[[ Given records open ]]

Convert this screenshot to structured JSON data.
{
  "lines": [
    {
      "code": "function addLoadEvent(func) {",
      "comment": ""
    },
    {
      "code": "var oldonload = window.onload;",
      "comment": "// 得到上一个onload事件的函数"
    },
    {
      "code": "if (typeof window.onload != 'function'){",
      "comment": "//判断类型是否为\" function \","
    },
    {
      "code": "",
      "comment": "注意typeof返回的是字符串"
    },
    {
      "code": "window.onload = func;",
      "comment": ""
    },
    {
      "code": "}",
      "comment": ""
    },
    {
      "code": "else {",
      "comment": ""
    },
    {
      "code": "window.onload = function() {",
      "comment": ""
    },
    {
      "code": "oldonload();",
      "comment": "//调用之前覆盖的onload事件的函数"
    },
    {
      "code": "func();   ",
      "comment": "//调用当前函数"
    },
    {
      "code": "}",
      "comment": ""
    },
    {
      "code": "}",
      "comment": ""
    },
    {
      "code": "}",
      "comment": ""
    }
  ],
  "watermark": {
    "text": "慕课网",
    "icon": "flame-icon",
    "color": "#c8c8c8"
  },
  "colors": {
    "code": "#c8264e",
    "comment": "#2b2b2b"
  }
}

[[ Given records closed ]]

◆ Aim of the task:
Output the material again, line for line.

◆ Task result:
Convert this screenshot to structured JSON data.
{
  "lines": [
    {
      "code": "function addLoadEvent(func) {",
      "comment": ""
    },
    {
      "code": "var oldonload = window.onload;",
      "comment": "// 得到上一个onload事件的函数"
    },
    {
      "code": "if (typeof window.onload != 'function'){",
      "comment": "//判断类型是否为\" function \","
    },
    {
      "code": "",
      "comment": "注意typeof返回的是字符串"
    },
    {
      "code": "window.onload = func;",
      "comment": ""
    },
    {
      "code": "}",
      "comment": ""
    },
    {
      "code": "else {",
      "comment": ""
    },
    {
      "code": "window.onload = function() {",
      "comment": ""
    },
    {
      "code": "oldonload();",
      "comment": "//调用之前覆盖的onload事件的函数"
    },
    {
      "code": "func();   ",
      "comment": "//调用当前函数"
    },
    {
      "code": "}",
      "comment": ""
    },
    {
      "code": "}",
      "comment": ""
    },
    {
      "code": "}",
      "comment": ""
    }
  ],
  "watermark": {
    "text": "慕课网",
    "icon": "flame-icon",
    "color": "#c8c8c8"
  },
  "colors": {
    "code": "#c8264e",
    "comment": "#2b2b2b"
  }
}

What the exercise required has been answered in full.